IELTS vs TOEFL: Availability
The first thing you need to check is which universities and colleges accept each test. If you really want to go to a certain university and it only accepts IELTS, then that is the test you should do. You can check which institutions accept IELTS and the band score you need. For TOEFL you should check
You should also check if there is a test center in your local area. The test is already stressful without having to do lots of travelling. You can find your local IELTS test centre.
You should also think about why you want to do the test. If it is for university entrance there is not much difference between the two tests, but if you are not attending university and just need it to move to another country, the General Training paper that IELTS offers is proabably much more suitable for your needs.
IELTS vs TOEFL: Similarities
Both test the four main language skills: reading, writing, listening and speaking. They are both standardised tests which- in theory- means that the scores are consistent throughout the world.
That is where the similarities end and there are many more differences. Below I will look at how each of the four skills are different.
This is probably the biggest difference between the two tests. In the IELTS test you will talk to a real person and in the TOEFL test you will speak to a computer!
Some people find talking to a computer very strange while others actually prefer it.
In the TOEFL test you will be asked 6 questions and it lasts around 20 minutes. You will be asked two questions on familiar topics, such as your home town or family. You will also be asked to summarise information from a text or conversation and to give your opinion. Finally, you will be asked to summarise information from a short conversation.
The IELTS speaking test consists of 3 sections and lasts around 15 minutes. This test is with a real person and feels more like a real conversation. The first part is on familiar topics such as your home, job or studies. You will then be given a topic and you will have one minute to prepare a monologue of between 1-2 minutes. Finally, you will be asked question linked to the topic you spoke about in part 2.
Another point I should add is students have remarked that they can clarify information with examiners and ask them occasionally to repeat a question. This is obviously not available in the TOEFL test.
The biggest difference here is how you actually input your words. For TOEFL you will type everything on a keyboard, but for IELTS you will be writing on paper.
Both writing exams have two questions but the formats are a little different.
In the TOEFL writing test you have to first read a text and then listen to a 2 minute lecture on the same topic. You must then write a short response to a specific question on that topic. Some students prefer this approach because it does not require as much prior knowledge about the topic.

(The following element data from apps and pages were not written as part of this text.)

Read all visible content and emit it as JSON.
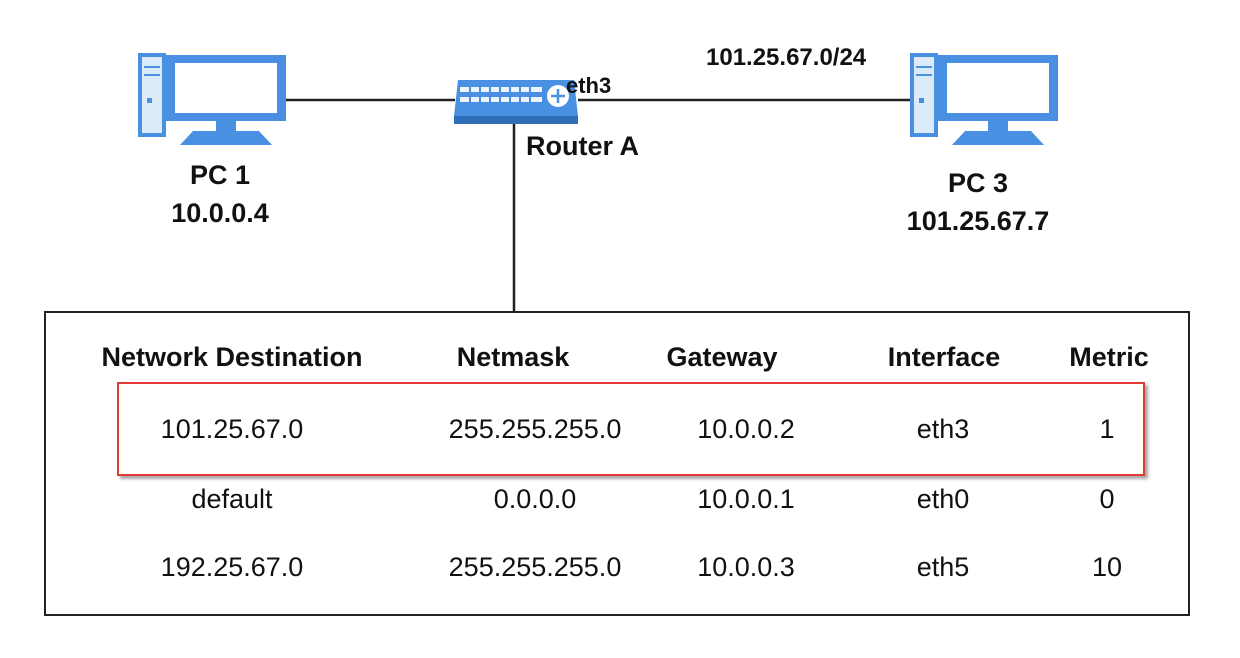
{
  "nodes": {
    "pc1": {
      "name": "PC 1",
      "ip": "10.0.0.4"
    },
    "pc3": {
      "name": "PC 3",
      "ip": "101.25.67.7"
    },
    "router": {
      "name": "Router A",
      "port_label": "eth3"
    }
  },
  "links": {
    "pc3_network": "101.25.67.0/24"
  },
  "routing_table": {
    "headers": [
      "Network Destination",
      "Netmask",
      "Gateway",
      "Interface",
      "Metric"
    ],
    "rows": [
      [
        "101.25.67.0",
        "255.255.255.0",
        "10.0.0.2",
        "eth3",
        "1"
      ],
      [
        "default",
        "0.0.0.0",
        "10.0.0.1",
        "eth0",
        "0"
      ],
      [
        "192.25.67.0",
        "255.255.255.0",
        "10.0.0.3",
        "eth5",
        "10"
      ]
    ],
    "highlighted_row": 0
  },
  "colors": {
    "device_blue": "#4a90e2",
    "device_light": "#dcebfa",
    "highlight_border": "#e53935"
  },
  "icons": {
    "pc": "desktop-computer-icon",
    "router": "router-icon"
  }
}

The second question is a longer discursive essay on a particular issue, similar to a university style academic essay.
IELTS has two different types of writing paper: Academic and General Training. Academic is suitable for people hoping to attend university and General Training is mostly used for immigration purposes.

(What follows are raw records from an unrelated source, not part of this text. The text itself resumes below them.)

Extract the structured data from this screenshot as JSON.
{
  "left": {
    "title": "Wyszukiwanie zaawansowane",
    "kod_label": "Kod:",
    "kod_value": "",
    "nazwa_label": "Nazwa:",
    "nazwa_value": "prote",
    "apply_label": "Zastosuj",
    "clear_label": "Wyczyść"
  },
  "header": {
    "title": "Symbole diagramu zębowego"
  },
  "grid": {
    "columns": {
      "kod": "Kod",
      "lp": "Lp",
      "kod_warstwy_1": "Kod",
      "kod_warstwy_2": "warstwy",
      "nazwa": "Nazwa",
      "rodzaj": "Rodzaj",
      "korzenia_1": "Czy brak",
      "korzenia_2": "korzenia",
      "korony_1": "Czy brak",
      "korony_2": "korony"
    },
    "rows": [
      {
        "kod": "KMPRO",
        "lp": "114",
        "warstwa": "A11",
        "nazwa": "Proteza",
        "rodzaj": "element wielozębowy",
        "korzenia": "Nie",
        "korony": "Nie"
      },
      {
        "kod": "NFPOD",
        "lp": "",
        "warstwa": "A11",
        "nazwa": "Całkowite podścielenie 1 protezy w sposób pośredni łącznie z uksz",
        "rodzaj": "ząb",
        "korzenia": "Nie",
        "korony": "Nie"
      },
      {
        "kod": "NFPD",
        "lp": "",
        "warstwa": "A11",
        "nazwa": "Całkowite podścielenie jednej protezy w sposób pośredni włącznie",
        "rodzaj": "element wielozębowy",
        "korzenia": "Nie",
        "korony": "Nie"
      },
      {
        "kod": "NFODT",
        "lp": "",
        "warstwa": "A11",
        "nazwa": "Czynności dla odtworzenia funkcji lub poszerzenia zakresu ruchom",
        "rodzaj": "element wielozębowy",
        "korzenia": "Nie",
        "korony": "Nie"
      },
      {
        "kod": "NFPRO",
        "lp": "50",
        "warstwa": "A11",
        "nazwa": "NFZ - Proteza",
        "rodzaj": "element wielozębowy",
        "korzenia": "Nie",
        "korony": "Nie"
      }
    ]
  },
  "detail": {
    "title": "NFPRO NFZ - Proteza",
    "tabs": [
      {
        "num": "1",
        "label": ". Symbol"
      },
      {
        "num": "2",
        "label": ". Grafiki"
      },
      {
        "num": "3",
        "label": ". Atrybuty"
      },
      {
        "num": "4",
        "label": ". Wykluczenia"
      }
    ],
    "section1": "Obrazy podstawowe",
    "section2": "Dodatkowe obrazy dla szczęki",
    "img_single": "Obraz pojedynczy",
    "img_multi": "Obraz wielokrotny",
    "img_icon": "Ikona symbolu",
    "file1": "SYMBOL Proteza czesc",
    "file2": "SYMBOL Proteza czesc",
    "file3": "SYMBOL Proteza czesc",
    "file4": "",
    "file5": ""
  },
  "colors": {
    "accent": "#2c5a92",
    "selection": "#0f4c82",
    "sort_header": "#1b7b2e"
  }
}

The test has two parts and they both take 1 hour. In the Academic paper you will be required to write a short essay about a graph, chart, map or process. In the General Training paper you will be asked to write a letter for task 1. In the second part you will be asked to write a short essay on a particular topic.
The main differences here are the length of the test, context, question type and accent.

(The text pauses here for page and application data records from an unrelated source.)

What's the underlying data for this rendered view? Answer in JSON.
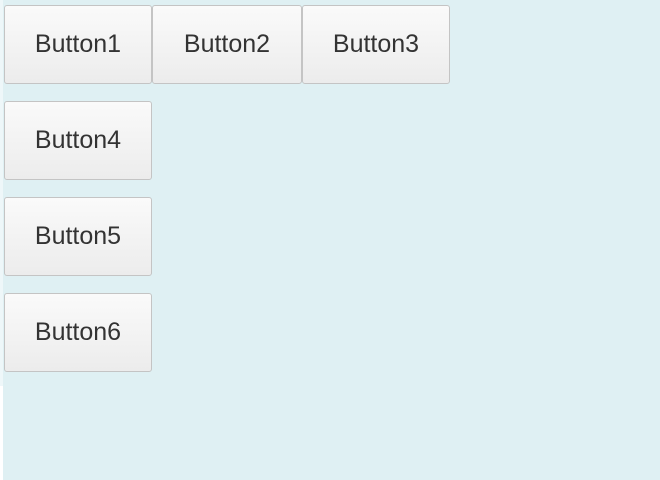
{
  "buttons": [
    {
      "label": "Button1"
    },
    {
      "label": "Button2"
    },
    {
      "label": "Button3"
    },
    {
      "label": "Button4"
    },
    {
      "label": "Button5"
    },
    {
      "label": "Button6"
    }
  ],
  "colors": {
    "panel_background": "#dff0f3",
    "button_border": "#c4c4c4",
    "button_text": "#333333"
  }
}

The TOEFL test is 60 minutes long and the IELTS listening test is 30 minutes. Most of my students have never listened to English for more than a few minutes at a time and find the TOEFL test very long and this results in them losing concentration and missing answers.
The TOEFL test is all in an academic context whereas the IELTS test is half academic and half social.
The TOEFL test is multiple choice only, so if you like those questions this might be the test for you. IELTS has a range of different questions including sentence completion, matching headings and True, False or Not Given.
You will also hear a range of different accents from English speaking countries such as Ireland, Wales, Scotland, the USA, Canada and Australia on the IELTS test whereas the TOEFL test will always be standard American English.
Some students have commented that it is easier to listen to American accents and this makes the TOEFL listening easier, but you should also bear in mind that you will never get a very difficult accent on the IELTS test.
The two main differences here are questions types and context.
The TOEFL test is multiple choice only and the IELTS test has a wide range of question types. If you like multiple choice then TOEFL might be the test for you but other people really don’t like them and feel that a range of question types gives them a better chance of getting a high score.
TOEFL has only academic texts available, but with IELTS you can choose either the Academic paper or the non-academic one, if you would like to do the General Training paper.
Students have remarked that the TOEFL paper is much longer than the IELTS paper and it requires greater levels of concentration and mental stamina. Many have also said that they did not like the fact that it was just multiple choice questions and they found it very difficult to do the same thing over and over again.
IELTS vs TOEFL: Which should I choose?
If you can answer yes to most of the following questions you should do the TOEFL test:
I find American accents easy to listen to.
I like multiple choice questions.
I prefer reading and listening in an academic context.
I can concentrate for long periods of time.
I prefer talking to a computer.
I am good at typing.
I can easily follow a lecture and take notes.
I am comfortable with computers.
If you can answer yes to most of the following questions you should do the IELTS test:
I like talking to people one-on-one.
I don’t like multiple choice questions.
I don’t like reading or listening to academic contexts.
I like to write by hand.
I can understand a variety of English-speaking accents.
I prefer shorter tests.
I prefer a range of questions.
I find it difficult to concentrate for long periods of time.